Component data from apps and pages >>
↓

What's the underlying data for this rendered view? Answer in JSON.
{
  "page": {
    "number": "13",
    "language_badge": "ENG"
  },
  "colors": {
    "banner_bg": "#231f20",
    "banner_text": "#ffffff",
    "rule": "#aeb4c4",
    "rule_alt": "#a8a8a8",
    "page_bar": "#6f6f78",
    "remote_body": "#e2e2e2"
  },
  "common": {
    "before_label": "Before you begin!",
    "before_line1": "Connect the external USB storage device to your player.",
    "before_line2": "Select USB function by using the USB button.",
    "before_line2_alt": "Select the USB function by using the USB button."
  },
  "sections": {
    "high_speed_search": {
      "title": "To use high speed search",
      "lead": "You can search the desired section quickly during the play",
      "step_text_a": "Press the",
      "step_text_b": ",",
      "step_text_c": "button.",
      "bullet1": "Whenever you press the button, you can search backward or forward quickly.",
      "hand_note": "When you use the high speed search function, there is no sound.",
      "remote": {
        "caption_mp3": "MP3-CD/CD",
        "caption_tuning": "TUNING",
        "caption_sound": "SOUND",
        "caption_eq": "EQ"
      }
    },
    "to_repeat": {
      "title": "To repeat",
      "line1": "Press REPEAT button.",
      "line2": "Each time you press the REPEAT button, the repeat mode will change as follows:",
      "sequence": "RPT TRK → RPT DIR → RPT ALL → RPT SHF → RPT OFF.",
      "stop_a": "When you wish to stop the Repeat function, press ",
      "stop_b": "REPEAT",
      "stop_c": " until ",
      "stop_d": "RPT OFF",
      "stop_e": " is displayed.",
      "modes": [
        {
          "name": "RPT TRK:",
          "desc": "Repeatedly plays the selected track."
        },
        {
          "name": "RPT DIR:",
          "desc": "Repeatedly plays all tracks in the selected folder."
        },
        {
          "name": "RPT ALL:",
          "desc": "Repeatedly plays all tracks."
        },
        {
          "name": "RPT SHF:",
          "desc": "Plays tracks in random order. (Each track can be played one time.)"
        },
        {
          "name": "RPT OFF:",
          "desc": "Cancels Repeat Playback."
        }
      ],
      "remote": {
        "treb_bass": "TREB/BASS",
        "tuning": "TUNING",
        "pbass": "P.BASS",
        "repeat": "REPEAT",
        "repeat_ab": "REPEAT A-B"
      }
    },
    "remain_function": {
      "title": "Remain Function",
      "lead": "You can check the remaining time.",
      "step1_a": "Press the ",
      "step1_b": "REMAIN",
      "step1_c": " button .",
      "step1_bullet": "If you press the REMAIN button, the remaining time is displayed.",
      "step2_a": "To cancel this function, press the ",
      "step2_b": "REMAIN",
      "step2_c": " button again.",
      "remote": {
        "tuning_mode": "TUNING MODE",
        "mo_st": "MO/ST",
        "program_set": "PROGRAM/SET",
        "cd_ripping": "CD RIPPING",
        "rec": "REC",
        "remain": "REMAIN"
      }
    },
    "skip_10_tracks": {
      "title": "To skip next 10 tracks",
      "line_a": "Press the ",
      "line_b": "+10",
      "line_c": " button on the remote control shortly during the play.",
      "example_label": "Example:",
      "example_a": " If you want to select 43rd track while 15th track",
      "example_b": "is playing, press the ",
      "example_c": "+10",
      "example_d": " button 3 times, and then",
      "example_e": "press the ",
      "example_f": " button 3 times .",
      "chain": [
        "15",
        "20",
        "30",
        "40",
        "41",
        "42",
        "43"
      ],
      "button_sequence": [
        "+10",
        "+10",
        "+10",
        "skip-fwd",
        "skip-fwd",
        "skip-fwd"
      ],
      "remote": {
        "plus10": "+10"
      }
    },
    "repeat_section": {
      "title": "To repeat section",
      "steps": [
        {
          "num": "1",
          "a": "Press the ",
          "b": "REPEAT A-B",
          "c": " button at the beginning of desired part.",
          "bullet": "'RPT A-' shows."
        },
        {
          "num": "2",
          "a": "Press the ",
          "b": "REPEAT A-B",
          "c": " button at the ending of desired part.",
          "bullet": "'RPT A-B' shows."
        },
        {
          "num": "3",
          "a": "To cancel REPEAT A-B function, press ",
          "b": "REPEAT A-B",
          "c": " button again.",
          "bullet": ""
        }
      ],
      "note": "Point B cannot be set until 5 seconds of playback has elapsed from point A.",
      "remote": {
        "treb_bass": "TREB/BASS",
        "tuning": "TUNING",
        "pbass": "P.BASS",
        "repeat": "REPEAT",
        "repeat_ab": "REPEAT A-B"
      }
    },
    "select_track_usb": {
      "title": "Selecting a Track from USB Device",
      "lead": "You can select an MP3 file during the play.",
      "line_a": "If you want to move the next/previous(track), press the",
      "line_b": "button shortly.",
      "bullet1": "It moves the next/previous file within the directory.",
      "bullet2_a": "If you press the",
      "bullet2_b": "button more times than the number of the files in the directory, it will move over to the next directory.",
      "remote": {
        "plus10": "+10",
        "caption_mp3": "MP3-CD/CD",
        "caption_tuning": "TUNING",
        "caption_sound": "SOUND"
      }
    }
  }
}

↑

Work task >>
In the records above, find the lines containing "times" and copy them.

The completed task >>
      "example_d": " button 3 times, and then",
      "example_f": " button 3 times .",
      "bullet2_b": "button more times than the number of the files in the directory, it will move over to the next directory.",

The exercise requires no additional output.